He linked directly to this jpg file, while the graphic belongs to this article at CXO Europe. I usually find his tweets to be very interesting, as well as blog posts from the F-Secure team as well, so don't get me wrong here. Being a little obsessed with passwords after researching them for approximately 9 years, I had to take a look at this article. (Most articles on password strength and passwords in general are full of assumptions, a blend of information from various resources, and a bit of personal opinion from the author at the time of writing. At least that is what I think of them.)
The CXO article had tested a bunch of passwords against the password strength meter of Google Mail, which you can find when creating a new account (or changing your existing one). The graphic from CXO summarizes the strength of the passwords. Looking at that for <5 seconds was enough for me, i had to release this blog post which I've been thinking about for quite some time.
So without further ado, here's the graphic I've produced quickly (...), without being a graphics artist such as @ripetungi, the creator of the CXO graphic. I believe you'll get the idea anyway. I've used the same passwords as tested by CXO, ranked in the same order as their test. (click the picture for full size):
Password input field has a strength meter. For some reason it says "too short" with my tested passphrase after character number 18, while other passwords/phrases receives the "strong" verdict. Apparently the script from Gmail doesn't really like my passphrase. Oh, and Gmail using the word "unbreakable"... It does remind me of Larry Ellison from Oracle. You should probably find yourself another word to use. :-)
This checker has 4 levels: Weak, Medium, Strong, Best. Nothing advanced, as simple as it can be.
A service from the Swedish Post and Telecom Agency (PTS), this service uses Cracklib as the core of their password meter. It only has two levels, either Weak or Strong. In order to receive a Strong rating, the password must comply with all 6 requirements:
- contain lowercase letters
- contain UPPERCASE LETTERS
- contain digits (0-9)
- contain special characters (!"#¤%&...)
- at least 8 characters in length without digits
- must not be based on a word in their word list
Kudos for using open-source software for their testing, but i would say that using Cracklib for judging the strength of passwords is seriously overkill in many cases, and must be seen in context with online/offline attacks, as well as the use of crypto/hash algorithms and password salting.
Please also note that this service require you to submit the password to their server for analysis!
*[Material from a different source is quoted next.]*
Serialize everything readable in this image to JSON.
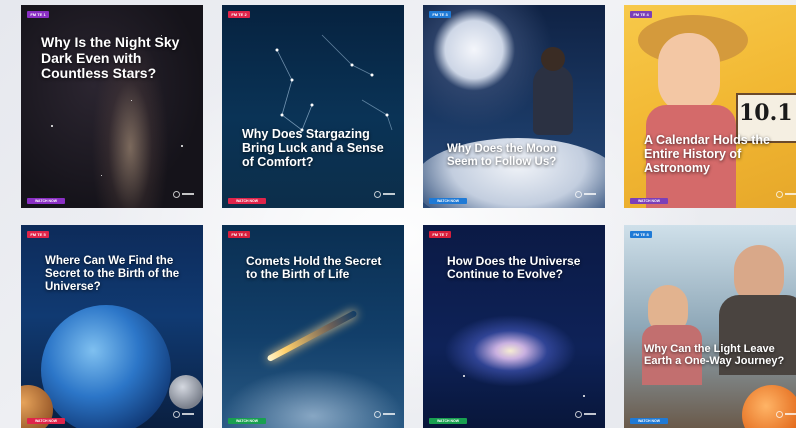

But nobody would ever submit their own password for analysis, right? *wrong*
Seems to be a replica of the Microsoft test on first sight, but without the SSL security applied. Use Microsoft instead, if you must.
This service has 5 levels: Very Weak, Weak, Good, Strong & Very Strong, and a percentage score is also displayed for even more granularity. However the service doesn't seem to accept more than length 16, and anything higher gets a Very Weak 0% score. So much for my passphrase at length 25...
Kudos for having the source code available for download. Now if somebody could tweak it a little bit....
I chose to include the password meter capability of my favorite application for maintaining my own personal database of usernames and passwords (I've got close to a hundred of them...) Keepass measures the strengh in bits, I've marked the best (my passphrase) and the worst (11 bits) in the table. A color bar is also displayed in Keepass. My passphrase receives a perfect "green" rating (100%), while the second best (56 bits) receives approximately a 40-45% rating.
(7) My own passphrase
Now you can be the judge: is (or was) that a good password? Comments highly welcome!
These services all have defects in various ways, and they are obviously not on the same page on how to evaluate the strength of a password. Using online password checkers should be avoided, as it would be very easy to generate a service which will collect information about YOU as well as any information that you type in for testing. Such online services do of course tell you NOT to test a real password that you are using, but I'll bet that's exactly what most users will do.
If i were forced to choose one of the above, i would go for Keepass. With Keepass you have an excellent tool for generating, evaluating and securely storing your lists of various passwords - provided your master password is "secure" of course. For all of them there are lots of improvements that can and should be made ASAP.
Message to Mikko Hypponen: I don't mind you linking to both good and bad content on the Internet. With this CXO article I'm afraid some high-level folks might decide that this article will give them ideas for their next password - which is really a very bad idea.
Final note to CXO, Jodie Humphries and @ripetungi:
You made me laugh with your selected passwords for testing at Gmail, and Mikko's comment on ncc1701 was also worth a smile (Personally I'm a Star Wars fan, not much of a trekkie). May i suggest you to get Wargames and Sneakers on DVD, and buy Cliff Stoll's excellent book "The Cuckoo's Egg" for more hardcore geek passwords to test against Gmail? :-)